on 29 April 2005
'The best history book ever'? A rather extravagant claim I admit, and impossible to substantiate, but this is truly a superb book for anyone with even the slightest interest in history. It has two main advantages:
1) It covers 1,000 years in barely 100 pages for less than 10 pounds. You could read it in an afternoon
2) It covers the entire sweep of European and Middle Eastern history together, so that every major event can be seen in its context
The main body of the book consists of political maps - the same basic map every time - showing the medieval world at roughly 30-year intervals. Turn the pages fast enough and empires rise and fall like a cartoon show (quite a long show in the case of the Byzantine Empire). The book also pauses occasionally to show the growth of the major religions, trade and population.
But an unexpected bonus comes with the writing. McEvedy writes with informal clarity and a deft use of language that makes every paragraph engaging and brings the story to life in a way quite unlike most history books (the Kwarizm Shah, he writes, "fell back to rest against the teeth of the Mongolian dragon"; "the King of France was a lunatic, the Duke of Burgundy open-minded about his loyalties and the French nobility as confused as ever about the difference between tournaments and tactics"). Reading him is a pleasure.
The book is substantially updated from earlier editions, justifying the addition of 'New' to the title. Some more subtle analysis has been added, without significantly boosting the word count. The population graphs are also new, so owners of 20-year old editions should consider upgrading.
Two gripes: firstly, 1980s editions excluded Iceland, northern Norway and the fringes of Arabia, explaining that including them would compress the crucial central area for the sake of a few backwaters. These areas have been included now, and it shows that the original judgement was correct.

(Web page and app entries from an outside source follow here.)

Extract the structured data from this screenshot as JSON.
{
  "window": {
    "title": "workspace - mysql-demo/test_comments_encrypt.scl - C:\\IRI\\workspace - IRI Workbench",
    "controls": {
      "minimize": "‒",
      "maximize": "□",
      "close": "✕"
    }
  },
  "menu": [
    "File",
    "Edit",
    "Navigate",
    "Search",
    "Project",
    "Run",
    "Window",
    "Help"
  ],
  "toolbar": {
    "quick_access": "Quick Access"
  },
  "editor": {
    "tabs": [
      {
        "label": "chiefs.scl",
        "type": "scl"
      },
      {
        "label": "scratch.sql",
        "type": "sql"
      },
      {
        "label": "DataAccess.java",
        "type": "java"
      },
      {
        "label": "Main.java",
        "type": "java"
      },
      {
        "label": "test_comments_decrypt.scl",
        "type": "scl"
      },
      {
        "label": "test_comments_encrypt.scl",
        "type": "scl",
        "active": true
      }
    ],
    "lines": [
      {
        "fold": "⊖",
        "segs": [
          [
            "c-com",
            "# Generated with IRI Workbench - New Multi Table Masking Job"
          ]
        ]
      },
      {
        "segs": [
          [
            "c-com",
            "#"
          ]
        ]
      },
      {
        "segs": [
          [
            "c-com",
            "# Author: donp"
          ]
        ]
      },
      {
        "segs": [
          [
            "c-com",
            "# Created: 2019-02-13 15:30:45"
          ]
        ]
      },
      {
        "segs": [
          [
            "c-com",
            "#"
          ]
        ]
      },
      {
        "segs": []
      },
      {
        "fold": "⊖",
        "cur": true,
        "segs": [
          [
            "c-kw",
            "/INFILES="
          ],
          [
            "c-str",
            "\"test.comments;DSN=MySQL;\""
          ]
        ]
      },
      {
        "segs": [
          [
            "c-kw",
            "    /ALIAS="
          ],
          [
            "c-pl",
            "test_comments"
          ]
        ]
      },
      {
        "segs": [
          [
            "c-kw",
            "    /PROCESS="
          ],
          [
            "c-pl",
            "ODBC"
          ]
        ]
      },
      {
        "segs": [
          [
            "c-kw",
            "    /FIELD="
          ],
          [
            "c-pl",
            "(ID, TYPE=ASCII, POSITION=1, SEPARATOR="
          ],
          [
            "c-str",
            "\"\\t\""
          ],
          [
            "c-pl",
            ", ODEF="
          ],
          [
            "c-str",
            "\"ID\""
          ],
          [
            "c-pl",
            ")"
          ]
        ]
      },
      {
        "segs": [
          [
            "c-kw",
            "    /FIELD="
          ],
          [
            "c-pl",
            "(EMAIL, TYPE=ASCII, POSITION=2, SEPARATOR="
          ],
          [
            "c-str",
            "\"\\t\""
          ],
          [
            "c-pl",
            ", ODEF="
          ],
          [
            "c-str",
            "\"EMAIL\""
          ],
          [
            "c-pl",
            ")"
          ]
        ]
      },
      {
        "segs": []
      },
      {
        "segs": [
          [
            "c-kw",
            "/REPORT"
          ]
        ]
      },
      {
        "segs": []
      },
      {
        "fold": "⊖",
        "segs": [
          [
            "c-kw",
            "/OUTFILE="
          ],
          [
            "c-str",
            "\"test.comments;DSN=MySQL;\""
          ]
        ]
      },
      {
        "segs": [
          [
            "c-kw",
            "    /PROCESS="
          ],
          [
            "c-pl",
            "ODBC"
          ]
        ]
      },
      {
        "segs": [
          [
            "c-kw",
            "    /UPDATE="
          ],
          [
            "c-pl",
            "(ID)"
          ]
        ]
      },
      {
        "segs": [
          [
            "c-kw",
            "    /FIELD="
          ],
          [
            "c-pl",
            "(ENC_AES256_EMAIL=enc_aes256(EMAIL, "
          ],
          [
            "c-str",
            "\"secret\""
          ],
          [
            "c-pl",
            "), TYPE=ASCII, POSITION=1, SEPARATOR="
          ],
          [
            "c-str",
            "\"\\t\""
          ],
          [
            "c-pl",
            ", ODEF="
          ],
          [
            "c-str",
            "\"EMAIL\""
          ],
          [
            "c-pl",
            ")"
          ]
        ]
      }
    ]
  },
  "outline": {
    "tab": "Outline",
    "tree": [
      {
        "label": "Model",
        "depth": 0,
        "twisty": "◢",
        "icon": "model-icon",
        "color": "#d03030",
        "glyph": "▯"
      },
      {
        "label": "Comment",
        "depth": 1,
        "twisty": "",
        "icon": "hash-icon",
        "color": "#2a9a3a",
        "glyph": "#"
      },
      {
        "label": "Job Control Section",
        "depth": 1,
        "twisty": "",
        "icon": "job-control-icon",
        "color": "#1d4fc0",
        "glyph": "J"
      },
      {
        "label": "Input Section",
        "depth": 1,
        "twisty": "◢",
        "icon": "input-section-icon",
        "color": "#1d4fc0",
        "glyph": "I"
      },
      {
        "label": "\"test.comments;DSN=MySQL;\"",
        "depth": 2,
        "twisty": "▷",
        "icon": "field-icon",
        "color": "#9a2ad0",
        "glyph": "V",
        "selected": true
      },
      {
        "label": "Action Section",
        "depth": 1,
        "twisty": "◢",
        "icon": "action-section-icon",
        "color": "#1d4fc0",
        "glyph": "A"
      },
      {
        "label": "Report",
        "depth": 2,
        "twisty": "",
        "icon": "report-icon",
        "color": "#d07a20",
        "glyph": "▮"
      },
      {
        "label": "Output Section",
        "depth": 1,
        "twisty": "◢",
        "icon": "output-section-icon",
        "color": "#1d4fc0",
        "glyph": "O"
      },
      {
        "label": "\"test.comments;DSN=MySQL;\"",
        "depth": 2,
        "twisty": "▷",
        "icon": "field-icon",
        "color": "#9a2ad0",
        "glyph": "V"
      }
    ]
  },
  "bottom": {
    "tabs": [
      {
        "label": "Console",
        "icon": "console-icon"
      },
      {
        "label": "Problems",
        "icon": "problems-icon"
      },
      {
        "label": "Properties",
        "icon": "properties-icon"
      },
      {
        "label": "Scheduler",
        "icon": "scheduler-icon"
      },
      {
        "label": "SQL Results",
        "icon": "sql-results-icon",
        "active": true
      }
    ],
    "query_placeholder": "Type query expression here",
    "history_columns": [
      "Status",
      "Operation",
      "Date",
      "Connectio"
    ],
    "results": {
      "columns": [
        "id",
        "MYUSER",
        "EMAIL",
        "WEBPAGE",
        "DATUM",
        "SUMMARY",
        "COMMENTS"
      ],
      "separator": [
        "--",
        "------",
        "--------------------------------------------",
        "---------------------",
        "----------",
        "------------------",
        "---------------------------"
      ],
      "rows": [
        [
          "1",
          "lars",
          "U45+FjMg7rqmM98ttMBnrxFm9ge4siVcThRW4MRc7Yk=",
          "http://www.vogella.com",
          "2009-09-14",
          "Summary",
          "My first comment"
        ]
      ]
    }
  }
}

Secondly, the book fails to mention the Great Schism of 1054 between Rome and Constantinople, which is one of the defining moments of medieval Christianity. But it's still easily worth five stars.